A new Clydely way to break bike bits
This weekend I participated in the "City to Shore" fundraiser ride for the MS Society. Phil and I took the 78-mile each way option, from Cherry Hill NJ to Ocean City and back. Yesterday, between riding to the start and riding to the hotel, we rode for 90 miles on very flat terrain. (At a new record pace for me for distance riding: 13.0 miles/hr)
The group thinned out considerably between yesterday and today. Most of the less experienced riders had taken the one-way option -- so yesterday I was able to chat with folks on hybrids as we were chugging along, but today I was getting passed by pacelines. My secret schadenfreude, of course, was the guilty delight I took when I saw those same riders get SAGged. Flat tire? Hey, I'm running 700c by 32 commuting tires with gatorskins -- none of those skinny slicks for me. Broken spoke? Maybe you should have 32 spokes made of 13g steel, instead of 20 little strands of unobtanium.
I was about 50 miles in to today's ride. Getting a bit tired, but still chugging along. I went over some railroad tracks; then a few tenths of a mile later, I went to stand up on the pedals and stretch my legs.
Clatter! Clatter-tinkle-thump! Phil, riding behind me, needed to take immediate evasive action to dodge the saddle coming towards him. I looked down and back when I heard the sound of metal hitting the road and saw a naked seat post.
Somehow, I managed to unclip without 1) sitting down or 2) falling over.
After we both pulled over and went looking for bits and pieces, we found the saddle (big and hard to lose), the seatpost (still on the bike, still clamped in), and the two metal "microadjustable" widgets that clamp onto the seat rails and screw into the seat post. What we didn't find was the bolt or screw that holds it all together.
Yes, dear Clydes and 'Theenas, I broke the bolt that held my saddle on. How's that for a "big" ooops!:lol:
I have to say that the SAG services were amazing. This all happened about 20 yards from where a support truck was helping another rider with a tire change. As he started to pull away, I flagged him down (by waving my seatpost). He didn't have the missing bolt -- but he did have an entire spare seatpost, which he cannibalized to get the part we needed.
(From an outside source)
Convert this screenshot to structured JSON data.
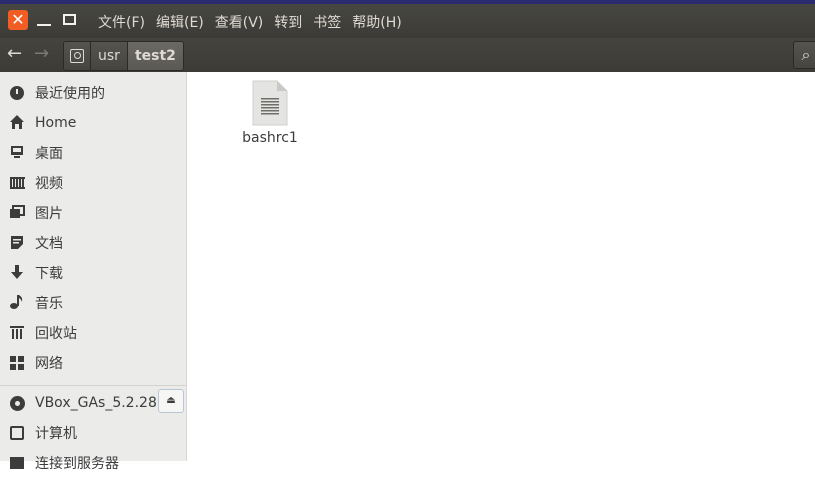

The whole episode was corrected in about 15 minutes.
And after the 78 mile ride, Phil and I kept riding, making deliberate detours on our way back home so he could get his first century, and I could get my 2nd. Total mileage for the weekend: 190 miles.